I’ve heard a bit about Scala*, but I’m still very much a complete newbie. The languages I’m most familiar with are Java (along with C#/C++/C) and Python, so I’m treating it as a sort of mixture of the two. Messing about in an interactive tutorial I got to a section treating the interpreter as a calculator. In a regular handheld calculator dividing two integers commonly results in a decimal, but in a programming language (like Scala) where those are completely different “types”, it’s likely to round the result into another integer. So to use math theory speak, integers are closed under division, their “domain” is equal to their “image”, “range” or “codomain”. I decided to try changing that (should the verb be “opening”? “unclosing”?). I noticed that the Int class has a toDouble method, and sure enough Double does as well. I hoped that ducktyping by itself would be sufficient, but unfortunately what would be a primitive in Java is merely an Any in Scala, and when I tried ducktyping it insisted they needed to be AnyRef instead (analogous to an Object in Java). Fortunately, implicit classes allow us to treat them otherwise.

implicit class SuperInt(val i:Int) extends AnyRef {      
  def toDouble = i.toDouble     
}
implicit class SuperDouble(val d:Double) extends AnyRef {      
  def toDouble = d.toDouble     
}
def divide( numerator: {def toDouble:Double },
            denominator: {def toDouble:Double }) = {  
 numerator.toDouble/denominator.toDouble    
}

The divide function works the same whether you pass in an Int or Double. Doing some googling, I found that implicitly converting Any to AnyRef is frowned upon in Scala, but I’m way too ignorant to know the reasons, having only found out they were different things from the same people doing the frowning. Those who know why, or who have suggestions for the right (what’s analogous to “Pythonic”?) way to do things are welcome to chime in.

*I don’t think Steve Yegge’s ideological ranking of languages was the first place, but it’s entertaining enough to link. And yes, annoyance with the “liberalism” of one language (JavaScript) did inspire me look up something in the opposite direction.
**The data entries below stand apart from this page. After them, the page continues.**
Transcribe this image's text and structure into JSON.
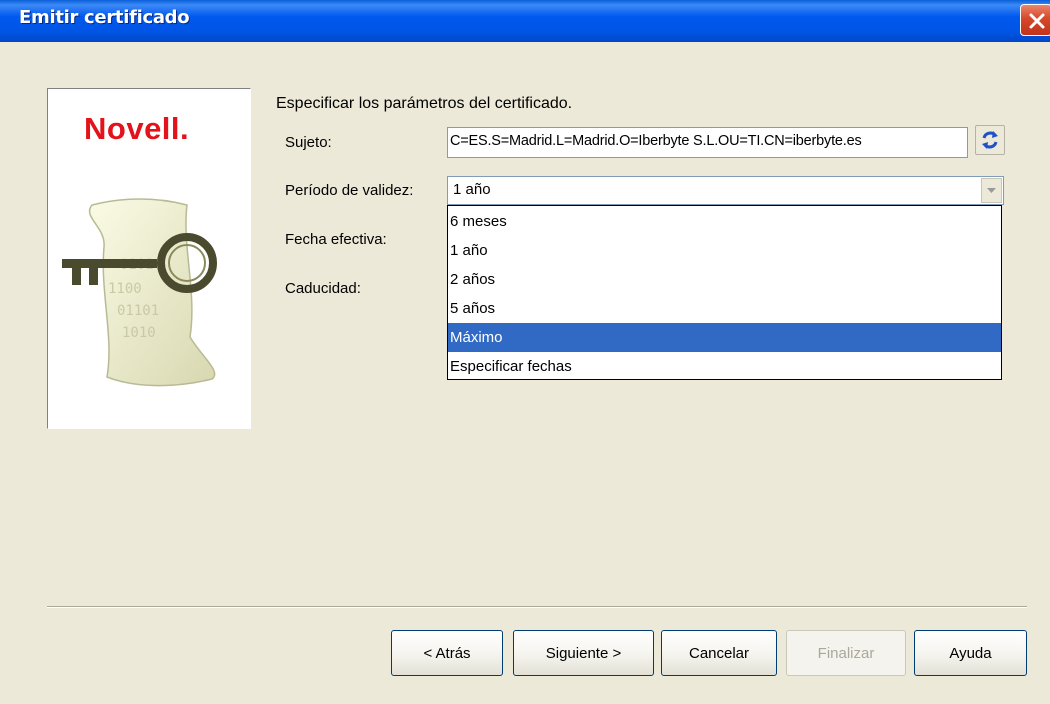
{
  "window": {
    "title": "Emitir certificado"
  },
  "branding": {
    "logo_text": "Novell."
  },
  "form": {
    "heading": "Especificar los parámetros del certificado.",
    "subject_label": "Sujeto:",
    "subject_value": "C=ES.S=Madrid.L=Madrid.O=Iberbyte S.L.OU=TI.CN=iberbyte.es",
    "period_label": "Período de validez:",
    "period_value": "1 año",
    "effective_date_label": "Fecha efectiva:",
    "expiry_label": "Caducidad:"
  },
  "dropdown": {
    "options": [
      "6 meses",
      "1 año",
      "2 años",
      "5 años",
      "Máximo",
      "Especificar fechas"
    ],
    "highlighted": "Máximo"
  },
  "buttons": {
    "back": "< Atrás",
    "next": "Siguiente >",
    "cancel": "Cancelar",
    "finish": "Finalizar",
    "help": "Ayuda"
  },
  "colors": {
    "titlebar": "#0055e5",
    "logo": "#e2131a",
    "selection": "#316ac5",
    "dialog_bg": "#ece9d8"
  },
  "icons": [
    "close-icon",
    "refresh-icon",
    "chevron-down-icon"
  ]
}
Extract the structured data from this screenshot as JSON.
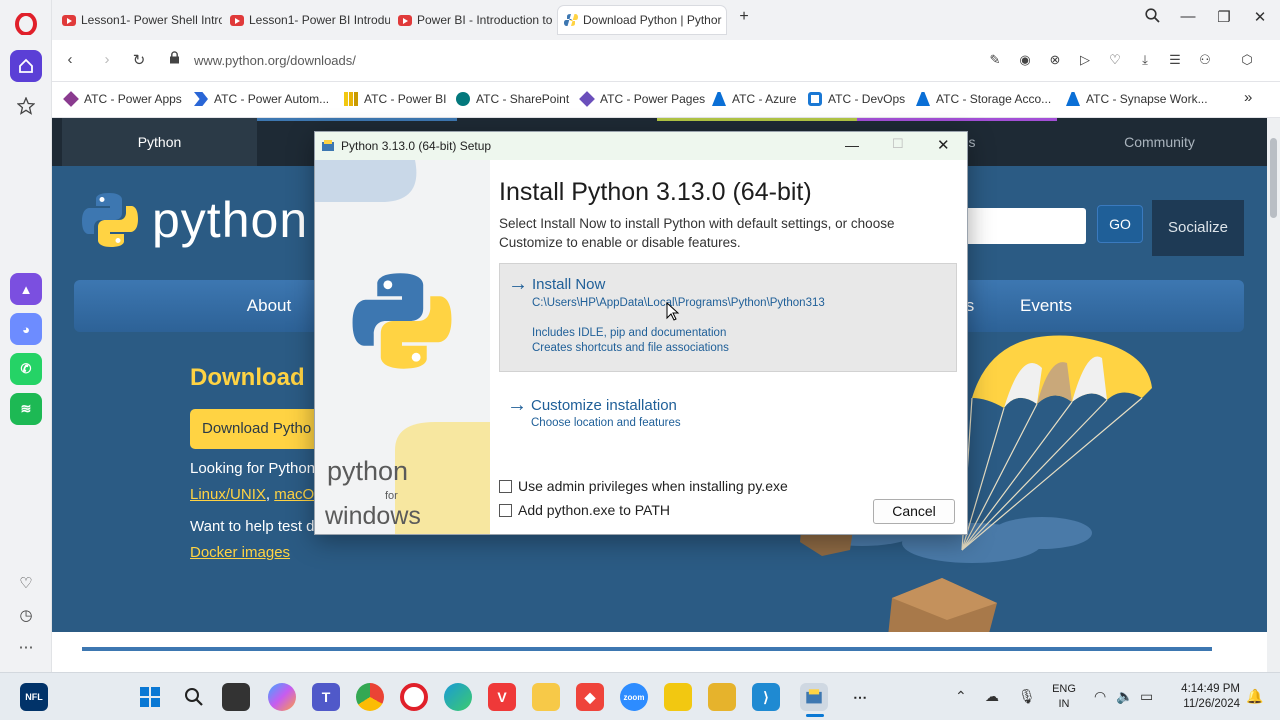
{
  "browser": {
    "tabs": [
      {
        "label": "Lesson1- Power Shell Intro",
        "active": false
      },
      {
        "label": "Lesson1- Power BI Introdu",
        "active": false
      },
      {
        "label": "Power BI - Introduction to",
        "active": false
      },
      {
        "label": "Download Python | Pythor",
        "active": true
      }
    ],
    "new_tab": "+",
    "url": "www.python.org/downloads/",
    "bookmarks": [
      "ATC - Power Apps",
      "ATC - Power Autom...",
      "ATC - Power BI",
      "ATC - SharePoint",
      "ATC - Power Pages",
      "ATC - Azure",
      "ATC - DevOps",
      "ATC - Storage Acco...",
      "ATC - Synapse Work..."
    ],
    "bookmarks_more": "»"
  },
  "site": {
    "topnav": {
      "python": "Python",
      "community": "Community",
      "hidden_item": "s"
    },
    "logo_text": "python",
    "go_label": "GO",
    "socialize_label": "Socialize",
    "mainnav": {
      "about": "About",
      "partial": "s",
      "events": "Events"
    },
    "download_heading": "Download",
    "download_button": "Download Pytho",
    "looking_for": "Looking for Python",
    "linux_link": "Linux/UNIX",
    "comma": ",",
    "macos_link": "macO",
    "want_to_help": "Want to help test d",
    "docker_link": "Docker images"
  },
  "dialog": {
    "title": "Python 3.13.0 (64-bit) Setup",
    "heading": "Install Python 3.13.0 (64-bit)",
    "description": "Select Install Now to install Python with default settings, or choose Customize to enable or disable features.",
    "install_now": {
      "label": "Install Now",
      "path": "C:\\Users\\HP\\AppData\\Local\\Programs\\Python\\Python313",
      "line1": "Includes IDLE, pip and documentation",
      "line2": "Creates shortcuts and file associations"
    },
    "customize": {
      "label": "Customize installation",
      "sub": "Choose location and features"
    },
    "checkbox_admin": "Use admin privileges when installing py.exe",
    "checkbox_path": "Add python.exe to PATH",
    "cancel": "Cancel",
    "side_text_python": "python",
    "side_text_for": "for",
    "side_text_windows": "windows"
  },
  "taskbar": {
    "lang_line1": "ENG",
    "lang_line2": "IN",
    "time": "4:14:49 PM",
    "date": "11/26/2024"
  },
  "colors": {
    "python_blue": "#2b5b84",
    "python_yellow": "#ffd343",
    "link_blue": "#1f5f98",
    "opera_red": "#e0202a"
  }
}
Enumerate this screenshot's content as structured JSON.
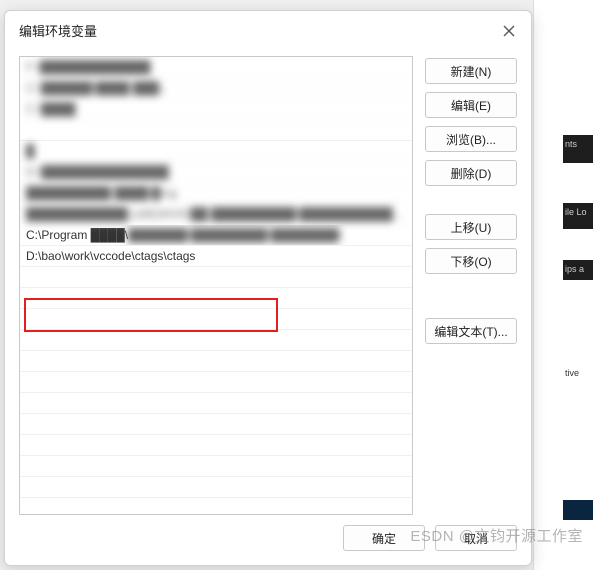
{
  "dialog": {
    "title": "编辑环境变量"
  },
  "list": {
    "items": [
      {
        "text": "F:\\█████████████",
        "blur": true
      },
      {
        "text": "C:\\██████\\████ ███L",
        "blur": true
      },
      {
        "text": "C:\\████",
        "blur": true
      },
      {
        "text": "",
        "blur": false
      },
      {
        "text": "█",
        "blur": true
      },
      {
        "text": "D:\\███████████████",
        "blur": true
      },
      {
        "text": "██████████ ████\\█mg",
        "blur": true
      },
      {
        "text_prefix": "████████████ (x86)\\NVID██ ██████████\\██████████████████n",
        "blur": true
      },
      {
        "text_prefix": "C:\\Program ████\\",
        "text_suffix_blur": "███████\\█████████\\████████\\",
        "partial": true
      },
      {
        "text": "D:\\bao\\work\\vccode\\ctags\\ctags",
        "blur": false,
        "highlighted": true
      },
      {
        "text": "",
        "blur": false
      },
      {
        "text": "",
        "blur": false
      },
      {
        "text": "",
        "blur": false
      },
      {
        "text": "",
        "blur": false
      },
      {
        "text": "",
        "blur": false
      },
      {
        "text": "",
        "blur": false
      },
      {
        "text": "",
        "blur": false
      },
      {
        "text": "",
        "blur": false
      },
      {
        "text": "",
        "blur": false
      },
      {
        "text": "",
        "blur": false
      },
      {
        "text": "",
        "blur": false
      }
    ]
  },
  "buttons": {
    "new": "新建(N)",
    "edit": "编辑(E)",
    "browse": "浏览(B)...",
    "delete": "删除(D)",
    "moveup": "上移(U)",
    "movedown": "下移(O)",
    "edittext": "编辑文本(T)...",
    "ok": "确定",
    "cancel": "取消"
  },
  "backdrop": {
    "snip1": "nts",
    "snip2": "ile Lo",
    "snip3": "ips a",
    "snip4": "tive"
  },
  "watermark": "ESDN @文钧开源工作室"
}
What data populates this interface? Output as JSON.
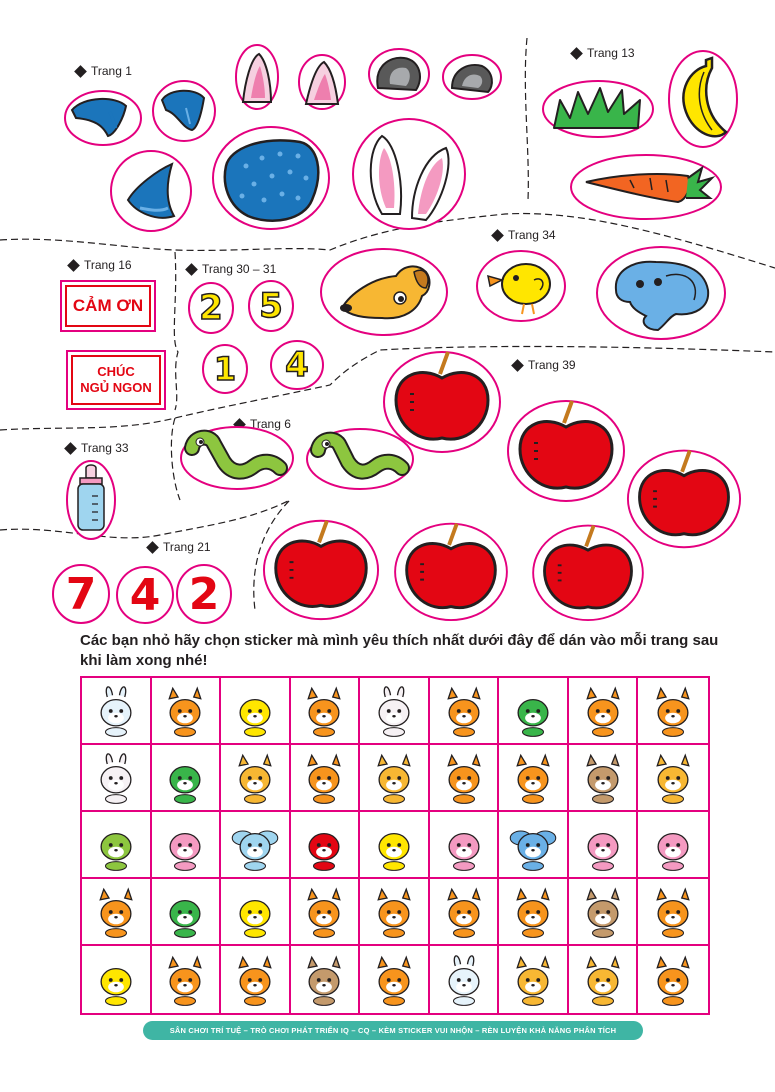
{
  "page_labels": {
    "trang1": "Trang 1",
    "trang13": "Trang 13",
    "trang16": "Trang 16",
    "trang30": "Trang 30 – 31",
    "trang34": "Trang 34",
    "trang39": "Trang 39",
    "trang6": "Trang 6",
    "trang33": "Trang 33",
    "trang21": "Trang 21"
  },
  "word_stickers": {
    "cam_on": "CẢM ƠN",
    "chuc_line1": "CHÚC",
    "chuc_line2": "NGỦ NGON"
  },
  "number_stickers_30": [
    "2",
    "5",
    "1",
    "4"
  ],
  "number_stickers_21": [
    "7",
    "4",
    "2"
  ],
  "instruction": "Các bạn nhỏ hãy chọn sticker mà mình yêu thích nhất dưới đây để dán vào mỗi trang sau khi làm xong nhé!",
  "grid": {
    "rows": 5,
    "columns": 9,
    "animals": [
      [
        "unicorn",
        "shiba",
        "duck",
        "shiba",
        "bunny",
        "shiba",
        "turtle",
        "shiba",
        "shiba"
      ],
      [
        "bunny",
        "turtle",
        "cat",
        "shiba",
        "cat",
        "shiba",
        "shiba",
        "bear",
        "cat"
      ],
      [
        "frog",
        "bird",
        "dragonfly",
        "ladybug",
        "bee",
        "snail",
        "butterfly",
        "bird",
        "bird"
      ],
      [
        "shiba",
        "turtle",
        "duck",
        "shiba",
        "shiba",
        "shiba",
        "shiba",
        "bear",
        "shiba"
      ],
      [
        "duck",
        "shiba",
        "shiba",
        "bear",
        "shiba",
        "unicorn",
        "cat",
        "cat",
        "shiba"
      ]
    ]
  },
  "footer": "SÂN CHƠI TRÍ TUỆ – TRÒ CHƠI PHÁT TRIỂN IQ – CQ – KÈM STICKER VUI NHỘN – RÈN LUYỆN KHẢ NĂNG PHÂN TÍCH",
  "colors": {
    "magenta_outline": "#e4007f",
    "red": "#e30613",
    "yellow": "#ffe600",
    "blue": "#1b75bb",
    "green": "#39b54a",
    "teal": "#3fb5a4",
    "orange": "#f7941d"
  }
}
Although I still don’t actually know what about Scala makes it more “conservative” than the C family.

Follow

Get every new post delivered to your Inbox.

Join 37 other followers